Making Segmented Wooden Pens
Well, I am back with more to say about wooden pens. Since the last blog among all the other segmented work, I think two ballpoint pens stand out. The first is a hybrid pen. Although it is simple in design it, needs a little effort and patience but so does anything worth doing right?
The plan was to make two of these pens one for stock and a pen gift commission. These segmented pens in the photo have both gone within the same week proving popular as unique gifts.
The acrylic and wood are both cut at 45 degrees either on the table saw using a sledge or on the bandsaw. It will help if both are the same diameter, so the blank can be drilled true. Once cut it is just a matter of glueing them up using either super glue or epoxy. Then when glued just drill as you normally would.
Turning the blank can cause problems with the different densities of the acrylic and wood. The ball point design is popular enough that I will explore the design possibilities with different woods and acrylics. These hand crafted hybrid pens are available in the pen shop complete with pen box and the perfect gift for anyone who loves wooden crafts.
A Different Wooden Pen
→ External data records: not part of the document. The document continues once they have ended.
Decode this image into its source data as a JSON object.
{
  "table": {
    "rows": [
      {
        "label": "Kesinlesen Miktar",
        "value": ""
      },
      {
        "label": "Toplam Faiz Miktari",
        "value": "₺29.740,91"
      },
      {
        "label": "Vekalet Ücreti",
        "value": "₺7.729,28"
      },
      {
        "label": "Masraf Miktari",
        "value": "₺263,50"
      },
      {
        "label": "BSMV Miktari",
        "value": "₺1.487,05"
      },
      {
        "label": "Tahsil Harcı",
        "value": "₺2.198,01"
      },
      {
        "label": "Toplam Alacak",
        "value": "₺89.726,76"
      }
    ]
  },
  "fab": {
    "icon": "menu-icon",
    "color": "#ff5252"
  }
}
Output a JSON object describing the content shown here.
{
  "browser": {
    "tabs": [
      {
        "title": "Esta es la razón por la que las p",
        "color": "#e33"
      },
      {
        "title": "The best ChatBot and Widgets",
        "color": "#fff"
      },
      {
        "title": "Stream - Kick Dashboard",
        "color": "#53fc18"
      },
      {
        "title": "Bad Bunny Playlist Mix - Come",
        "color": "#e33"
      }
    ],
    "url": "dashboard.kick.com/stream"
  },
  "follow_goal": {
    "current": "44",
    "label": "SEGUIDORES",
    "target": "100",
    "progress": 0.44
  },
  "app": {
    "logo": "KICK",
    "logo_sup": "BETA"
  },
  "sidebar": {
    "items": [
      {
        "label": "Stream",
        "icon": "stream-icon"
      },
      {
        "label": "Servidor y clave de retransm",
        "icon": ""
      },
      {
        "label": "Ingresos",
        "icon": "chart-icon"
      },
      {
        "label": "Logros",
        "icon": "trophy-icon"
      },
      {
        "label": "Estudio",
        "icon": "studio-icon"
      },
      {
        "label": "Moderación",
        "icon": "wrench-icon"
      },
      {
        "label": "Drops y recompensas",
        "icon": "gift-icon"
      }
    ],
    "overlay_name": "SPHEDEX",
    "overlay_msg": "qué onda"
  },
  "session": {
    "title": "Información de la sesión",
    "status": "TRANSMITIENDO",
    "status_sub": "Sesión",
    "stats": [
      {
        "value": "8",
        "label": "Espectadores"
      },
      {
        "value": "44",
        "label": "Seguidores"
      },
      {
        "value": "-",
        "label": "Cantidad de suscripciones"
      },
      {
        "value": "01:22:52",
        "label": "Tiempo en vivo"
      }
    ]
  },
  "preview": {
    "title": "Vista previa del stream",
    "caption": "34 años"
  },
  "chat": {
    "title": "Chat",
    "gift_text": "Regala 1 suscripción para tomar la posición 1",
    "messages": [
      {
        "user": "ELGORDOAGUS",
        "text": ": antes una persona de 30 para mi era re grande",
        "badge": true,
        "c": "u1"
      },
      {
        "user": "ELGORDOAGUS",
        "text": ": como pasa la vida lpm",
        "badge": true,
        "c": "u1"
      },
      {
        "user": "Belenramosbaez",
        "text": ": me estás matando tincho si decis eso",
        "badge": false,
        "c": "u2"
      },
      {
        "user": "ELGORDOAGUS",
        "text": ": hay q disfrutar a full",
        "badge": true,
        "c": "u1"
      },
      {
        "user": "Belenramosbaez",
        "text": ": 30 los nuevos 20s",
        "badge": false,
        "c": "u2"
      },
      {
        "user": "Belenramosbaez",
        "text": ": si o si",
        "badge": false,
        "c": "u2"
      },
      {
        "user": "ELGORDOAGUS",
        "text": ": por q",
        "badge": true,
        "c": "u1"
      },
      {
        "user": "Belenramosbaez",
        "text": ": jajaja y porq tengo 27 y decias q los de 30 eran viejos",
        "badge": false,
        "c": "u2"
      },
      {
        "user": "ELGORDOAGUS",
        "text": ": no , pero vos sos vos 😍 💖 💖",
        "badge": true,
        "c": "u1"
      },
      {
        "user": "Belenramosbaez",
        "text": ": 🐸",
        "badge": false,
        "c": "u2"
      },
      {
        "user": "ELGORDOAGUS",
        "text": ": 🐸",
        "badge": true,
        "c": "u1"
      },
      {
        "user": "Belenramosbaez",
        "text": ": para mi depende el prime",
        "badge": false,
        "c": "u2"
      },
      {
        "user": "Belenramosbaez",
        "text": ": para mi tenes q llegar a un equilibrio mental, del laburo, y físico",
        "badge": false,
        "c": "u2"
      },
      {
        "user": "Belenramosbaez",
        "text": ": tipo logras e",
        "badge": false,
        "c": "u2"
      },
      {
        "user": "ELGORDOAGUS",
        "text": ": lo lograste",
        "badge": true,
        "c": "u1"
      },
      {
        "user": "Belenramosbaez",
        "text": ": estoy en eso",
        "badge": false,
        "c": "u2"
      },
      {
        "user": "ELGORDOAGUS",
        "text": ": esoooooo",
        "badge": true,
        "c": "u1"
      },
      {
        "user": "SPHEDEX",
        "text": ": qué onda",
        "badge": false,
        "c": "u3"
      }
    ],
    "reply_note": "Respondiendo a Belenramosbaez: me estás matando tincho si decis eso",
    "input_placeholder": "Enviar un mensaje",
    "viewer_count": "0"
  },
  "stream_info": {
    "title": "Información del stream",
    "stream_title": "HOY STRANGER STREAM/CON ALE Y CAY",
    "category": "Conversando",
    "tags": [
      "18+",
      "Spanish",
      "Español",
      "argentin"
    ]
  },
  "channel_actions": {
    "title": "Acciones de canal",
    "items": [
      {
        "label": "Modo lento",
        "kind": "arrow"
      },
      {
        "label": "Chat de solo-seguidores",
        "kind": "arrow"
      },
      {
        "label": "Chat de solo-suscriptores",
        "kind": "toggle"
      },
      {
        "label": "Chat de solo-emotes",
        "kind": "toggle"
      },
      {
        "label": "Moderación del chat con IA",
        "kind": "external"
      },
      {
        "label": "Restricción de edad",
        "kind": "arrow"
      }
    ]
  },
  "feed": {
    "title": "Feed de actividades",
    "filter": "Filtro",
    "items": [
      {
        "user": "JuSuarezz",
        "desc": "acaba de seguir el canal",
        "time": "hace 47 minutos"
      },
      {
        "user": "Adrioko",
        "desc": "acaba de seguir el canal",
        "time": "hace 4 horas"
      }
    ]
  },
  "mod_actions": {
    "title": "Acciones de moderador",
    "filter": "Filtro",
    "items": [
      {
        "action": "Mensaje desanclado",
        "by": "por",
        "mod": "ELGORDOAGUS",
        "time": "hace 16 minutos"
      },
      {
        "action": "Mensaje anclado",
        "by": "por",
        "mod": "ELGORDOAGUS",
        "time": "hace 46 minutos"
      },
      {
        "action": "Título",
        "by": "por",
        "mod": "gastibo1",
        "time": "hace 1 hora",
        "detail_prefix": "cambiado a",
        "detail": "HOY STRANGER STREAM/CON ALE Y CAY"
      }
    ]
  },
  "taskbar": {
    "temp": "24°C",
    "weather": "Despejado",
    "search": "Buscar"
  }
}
The strips where 5mm by 22mm the length is up to you and depending on how many times you are going to cut into the block for re-glueing. 22mm was the first mistake I now think it better with a size of 26 or 28mm. Too much material was lost through planning and thickening, I was just able to make this pen and it will also work for a European but not a Sierra. The pen’s cut from this block will each look different depending on the cut and grain orientation.
As there are no plans its just trial and error what works for you. I have more pens to come from the block but will tweak the next block with the lessons I have learned. As I said in the first blog you may not like something you have made just because it did not go the way you had it planned in your head.
Two Segmented Pens For The Price Of One
Once you have the 45-degree crosscut shed from the first pen then more possibilities open. The sledge can make the Celtic knot design or this one.
Glue two contrasting blanks together with hot melt glue or wood glue with a paper joint. Mark the blank with marks for orientation. Divide the blank up into four sections then make the cuts. If cut on the bandsaw you may have to clean up on the disc sander but only lightly. Break the glue joint and reassemble the parts, glue back together. Once finished you will have a positive and a negative that can be used for a matching wooden pen and pencil set.
All of these pens come with a presentation gift box, these and much more available along with the other wooden crafts from the pen shop. Between now and my next update I plan to do some intarsia work so please subscribe to all the updates.